The Appalachian Trail is the other major footpath through this section of the state. Stretching from Georgia to Maine, the trail is known more for hiking, and its singletrack nature means that it’s best for those comfortable with technical trail running. You’ll also discover, as thru-hikers will surely tell you, that it features a lot of climbing. Be prepared to work, but you are rewarded with some stunning views.
The nearly 58-mile long New River Trail is another former train line that’s been turned into a spectacular running path. New River State Park is a linear park that parallels the New River, passing through four counties in Southwest Virginia and the town of Galax. Along the way you’ll pass through two major tunnels (135 and 193 feet long), three major bridges, and more than 30 smaller bridges and trestles. The route is mostly flat and tree-tree covered, making it an excellent option in the warm summer months and a must-do in the fall.
At Breaks Interstate Park, which straddles the Virginia and Kentucky border, you’ll find more than 25 miles of trails to explore in this relatively remote section of the state. Here you’ll find what’s been dubbed the “Grand Canyon of the South,” a quarter-mile deep, five-mile-long chasm in Pine Mountain that was carved by the Russell Fork of the Big Sandy River. It’s the deepest gorge east of the Mississippi River, and it’s just one of the natural wonders that make the 4,600-acre park worth exploring.

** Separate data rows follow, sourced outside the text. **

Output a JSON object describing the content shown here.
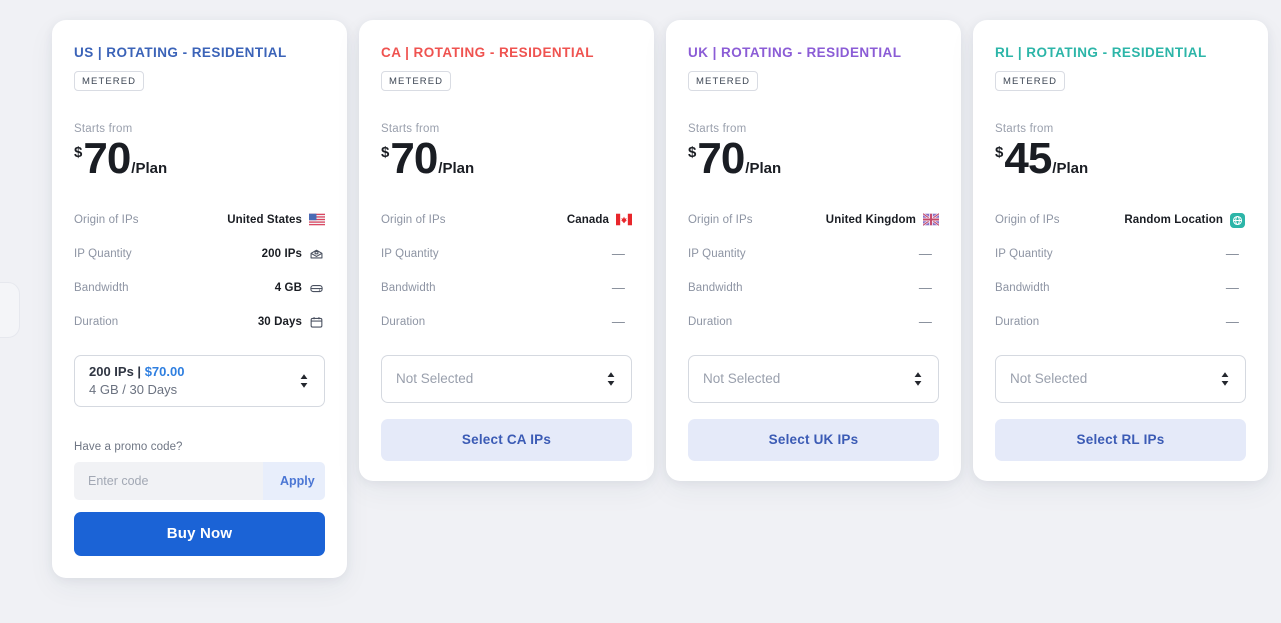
{
  "theme": {
    "page_background": "#f0f1f5",
    "card_background": "#ffffff",
    "buy_now_color": "#1b63d6",
    "select_button_background": "#e5eaf9",
    "select_button_text": "#3b5bb5"
  },
  "cards": [
    {
      "title": "US | ROTATING - RESIDENTIAL",
      "title_color": "#3b63b8",
      "badge": "METERED",
      "starts_from_label": "Starts from",
      "currency": "$",
      "price": "70",
      "period": "/Plan",
      "specs": [
        {
          "label": "Origin of IPs",
          "value": "United States",
          "icon": "flag-us-icon"
        },
        {
          "label": "IP Quantity",
          "value": "200 IPs",
          "icon": "server-stack-icon"
        },
        {
          "label": "Bandwidth",
          "value": "4 GB",
          "icon": "database-icon"
        },
        {
          "label": "Duration",
          "value": "30 Days",
          "icon": "calendar-icon"
        }
      ],
      "selected": true,
      "selection": {
        "line1_quantity": "200 IPs | ",
        "line1_price": "$70.00",
        "line2": "4 GB / 30 Days"
      },
      "promo_label": "Have a promo code?",
      "promo_placeholder": "Enter code",
      "promo_value": "",
      "apply_label": "Apply",
      "buy_label": "Buy Now"
    },
    {
      "title": "CA | ROTATING - RESIDENTIAL",
      "title_color": "#ef5350",
      "badge": "METERED",
      "starts_from_label": "Starts from",
      "currency": "$",
      "price": "70",
      "period": "/Plan",
      "specs": [
        {
          "label": "Origin of IPs",
          "value": "Canada",
          "icon": "flag-ca-icon"
        },
        {
          "label": "IP Quantity",
          "value": "—",
          "icon": "none"
        },
        {
          "label": "Bandwidth",
          "value": "—",
          "icon": "none"
        },
        {
          "label": "Duration",
          "value": "—",
          "icon": "none"
        }
      ],
      "selected": false,
      "select_placeholder": "Not Selected",
      "action_label": "Select CA IPs"
    },
    {
      "title": "UK | ROTATING - RESIDENTIAL",
      "title_color": "#8b5cd6",
      "badge": "METERED",
      "starts_from_label": "Starts from",
      "currency": "$",
      "price": "70",
      "period": "/Plan",
      "specs": [
        {
          "label": "Origin of IPs",
          "value": "United Kingdom",
          "icon": "flag-uk-icon"
        },
        {
          "label": "IP Quantity",
          "value": "—",
          "icon": "none"
        },
        {
          "label": "Bandwidth",
          "value": "—",
          "icon": "none"
        },
        {
          "label": "Duration",
          "value": "—",
          "icon": "none"
        }
      ],
      "selected": false,
      "select_placeholder": "Not Selected",
      "action_label": "Select UK IPs"
    },
    {
      "title": "RL | ROTATING - RESIDENTIAL",
      "title_color": "#2cb5a8",
      "badge": "METERED",
      "starts_from_label": "Starts from",
      "currency": "$",
      "price": "45",
      "period": "/Plan",
      "specs": [
        {
          "label": "Origin of IPs",
          "value": "Random Location",
          "icon": "globe-icon"
        },
        {
          "label": "IP Quantity",
          "value": "—",
          "icon": "none"
        },
        {
          "label": "Bandwidth",
          "value": "—",
          "icon": "none"
        },
        {
          "label": "Duration",
          "value": "—",
          "icon": "none"
        }
      ],
      "selected": false,
      "select_placeholder": "Not Selected",
      "action_label": "Select RL IPs"
    }
  ]
}
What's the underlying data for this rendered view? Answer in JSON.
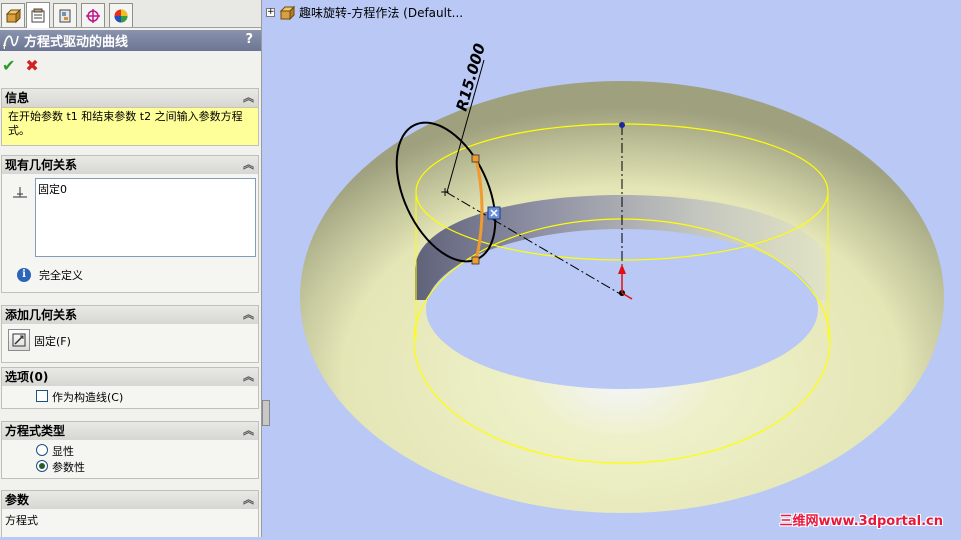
{
  "tabs": [
    {
      "name": "FeatureManager"
    },
    {
      "name": "PropertyManager"
    },
    {
      "name": "ConfigurationManager"
    },
    {
      "name": "DimXpertManager"
    },
    {
      "name": "DisplayManager"
    }
  ],
  "pm": {
    "title": "方程式驱动的曲线",
    "help": "?"
  },
  "groups": {
    "info": {
      "title": "信息",
      "message": "在开始参数 t1 和结束参数 t2 之间输入参数方程式。"
    },
    "existing": {
      "title": "现有几何关系",
      "relations": [
        "固定0"
      ],
      "status": "完全定义"
    },
    "add": {
      "title": "添加几何关系",
      "fix_label": "固定(F)"
    },
    "options": {
      "title": "选项(0)",
      "construction_label": "作为构造线(C)"
    },
    "eq_type": {
      "title": "方程式类型",
      "explicit_label": "显性",
      "param_label": "参数性",
      "selected": "参数性"
    },
    "params": {
      "title": "参数",
      "equation_label": "方程式"
    }
  },
  "viewport": {
    "tree_text": "趣味旋转-方程作法 (Default...",
    "dimension": "R15.000",
    "watermark": "三维网www.3dportal.cn"
  },
  "colors": {
    "torus": "#f0f0c8",
    "background": "#b9c8f4",
    "selected_edge": "#ffff00",
    "sketch_arc": "#f09a30",
    "watermark": "#e8183c"
  }
}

A trip to the Breaks could also include camping, fishing, and whitewater paddling.
Like sticking to the roads? Consider one of Southwest Virginia’s more unique geographic formations: Burke’s Garden. From far above, this section of Tazewell County looks like a meteor crater—a large indentation surrounded by mountains. In reality, it’s a bowl-like cove that developed due to the collapse of limestone caverns ages ago. From the ground, what you’ll see is lush farmland (often compared to New Zealand) surrounded by scenic mountains. There is only one way in and out of the valley, so you get very little traffic. In fact, you’re probably as likely to see a horse and buggy as a car. The circular road creates about a 12 mile loop in the valley, which is a great way to see it. You can also access the Appalachian Trail from Burke’s Garden—but it is a steep climb up to the ridgeline.
Nothing brings runners together more than races, and Southwest Virginia has several options to put your skills to the test. The Virginia Creeper Marathon is typical of races in the area, which tend to be small, low-cost community events that reflect the region’s character. The Virginia Creeper Marathon, which is limited to 100 participants each spring, starts in Abingdon and is run mostly on the Virginia Creeper Trail.
The Varmint Half Marathon and 5K in June is a good excuse to check out Burke’s Garden. The 200-person includes a half-marathon that completes the loop through the valley. The High Knob Hellbender 10K is an extremely challenging race that starts in Norton, Virginia, and takes runners up a 2,000 foot climb over about six miles to the observation tower at the High Knob Recreation Area, where on a clear day you can see five states.
Smyth County, Virginia, hosts both a Color Run (a fun run where participants are doused with paint along the route) and Super Hero 5K, a more traditional road race, well, except you’re welcome to dress up as your favorite super hero. You’ll find many other community events, particularly in the spring and fall, in towns like Wytheville, Salem, Wise, and Tazewell.
But even if the timing doesn’t work out to find an organized events, runners won’t be disappointed with the Southwest Virginia offerings that they can find on their own.